The Cubs ownership let me down this year, and a lot of inertia has to be shifted for me to get behind the Mets (again) as my National League team (I split my AL energies, these last few years, on the Sox–White and Red). Left without a good reason to seek out baseball broadcasts this year and with the weather too shitty to hit the cricket grounds, baseball movies seemed worth a go. I watched Moneyball (you can find your own movie link, this one goes to an article) on the flights home from Germany and found it a nice start to the Baseball Film Festival…based on a former Met from my last time around supporting the club and centered around the A’s (who along with the Tigers were my childhood American League favourites). The hook was set.
Somehow I never got around to Bang The Drum Slowly, although Moriarty and De Niro are a couple of my favourites. It is a bit dated, though not as bad as M*A*S*H; not only a little too sentimental it has a lot of the anti-hero AND baseball clichés you might predict.

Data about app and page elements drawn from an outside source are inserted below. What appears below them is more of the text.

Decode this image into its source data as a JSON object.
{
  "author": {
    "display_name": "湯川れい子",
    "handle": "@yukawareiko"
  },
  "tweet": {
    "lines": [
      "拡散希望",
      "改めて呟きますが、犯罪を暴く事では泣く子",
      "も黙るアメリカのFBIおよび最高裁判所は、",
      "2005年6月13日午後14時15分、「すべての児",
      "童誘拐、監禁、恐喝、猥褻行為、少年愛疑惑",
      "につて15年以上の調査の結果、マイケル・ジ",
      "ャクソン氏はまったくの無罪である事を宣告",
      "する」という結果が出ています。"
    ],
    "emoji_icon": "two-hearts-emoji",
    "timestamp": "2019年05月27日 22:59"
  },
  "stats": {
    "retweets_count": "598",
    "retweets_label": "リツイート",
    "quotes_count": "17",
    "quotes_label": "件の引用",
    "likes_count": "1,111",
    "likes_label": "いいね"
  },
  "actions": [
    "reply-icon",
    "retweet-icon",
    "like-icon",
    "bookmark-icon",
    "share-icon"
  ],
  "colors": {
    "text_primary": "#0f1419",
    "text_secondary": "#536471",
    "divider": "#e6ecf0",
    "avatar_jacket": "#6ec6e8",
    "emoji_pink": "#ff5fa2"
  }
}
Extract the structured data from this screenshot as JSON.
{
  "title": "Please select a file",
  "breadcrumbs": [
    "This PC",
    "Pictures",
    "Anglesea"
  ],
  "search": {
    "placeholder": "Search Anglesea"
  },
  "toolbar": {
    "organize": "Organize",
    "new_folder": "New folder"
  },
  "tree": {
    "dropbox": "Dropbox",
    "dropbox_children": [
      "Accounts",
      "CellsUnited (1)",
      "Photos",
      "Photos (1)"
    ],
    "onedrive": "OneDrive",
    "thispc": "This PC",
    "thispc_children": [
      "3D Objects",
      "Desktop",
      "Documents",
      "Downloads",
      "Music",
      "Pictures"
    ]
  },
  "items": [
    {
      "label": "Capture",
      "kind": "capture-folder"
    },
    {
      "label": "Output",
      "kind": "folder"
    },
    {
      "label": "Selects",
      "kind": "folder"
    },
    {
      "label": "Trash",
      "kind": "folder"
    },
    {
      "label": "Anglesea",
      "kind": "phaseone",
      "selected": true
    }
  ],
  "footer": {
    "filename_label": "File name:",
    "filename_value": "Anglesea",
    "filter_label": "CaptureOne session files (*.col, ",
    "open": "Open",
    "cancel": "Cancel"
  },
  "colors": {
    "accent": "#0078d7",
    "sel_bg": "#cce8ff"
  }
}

Still, De Niro’s Georgia accent is outstanding. If you like the movie, read the book (linked above); if you read the book already you might be a bit disappointed with the film.
Batting third was Bull Durham, which somehow eluded me despite my abiding love of minor league ball and the inanity surrounding it. I think I was avoiding anything that required Kevin Costner to work hard at acting, but this wasn’t it and I should have seen it years ago. Quite a pleasant bit of fluff.
Clean-up was Pride of the Yankees, which I’ve seen before and I get annoyed that every time the “luckiest man in the world” speech comes around it isn’t as moving nor as funny as almost every impression of it I have ever heard (and EVERY American over 30-years-old has a version of it, usually vibrating their cheek or larynx with a hand to simulate the Yankee Stadium echo…ask one of ‘em to do Lou Gehrig’s farewell speech, if you don’t believe me, but don’t tell them why).
And pitching, of course was Dock Ellis. If you haven’t heard of him, he threw a perfect game on acid. Robin Williams tells the story well enough in two minutes here, but the better film is this little documentary, online, called Dock Ellis and the LSD No-No (and still it is only 5 minutes). I’ve done some amazing things on psychedelics under all sorts of stresses, but to perform at a top, professional level in any athletic endeavour whilst tripping your ass off is…if I need to explain it, you’ll never understand.
Short list of other good Baseball Movies worth a look:
‘Eight Men Out,’ John Sayles on the Black Sox Scandal
’61*,’ an epic journey to break one of the great records
‘Damn Yankees,’ ’cause whatever Lola wants…
‘One Flew Over the Cuckoo’s Nest,’ for the World Series scene in the day room
‘Ken Burns’ Baseball,’ as the ultimate documentary on the subject
and, the one that got away: ‘Cobb,’ because Tommy Lee Jones as The Georgia Peach has got to be worth a look.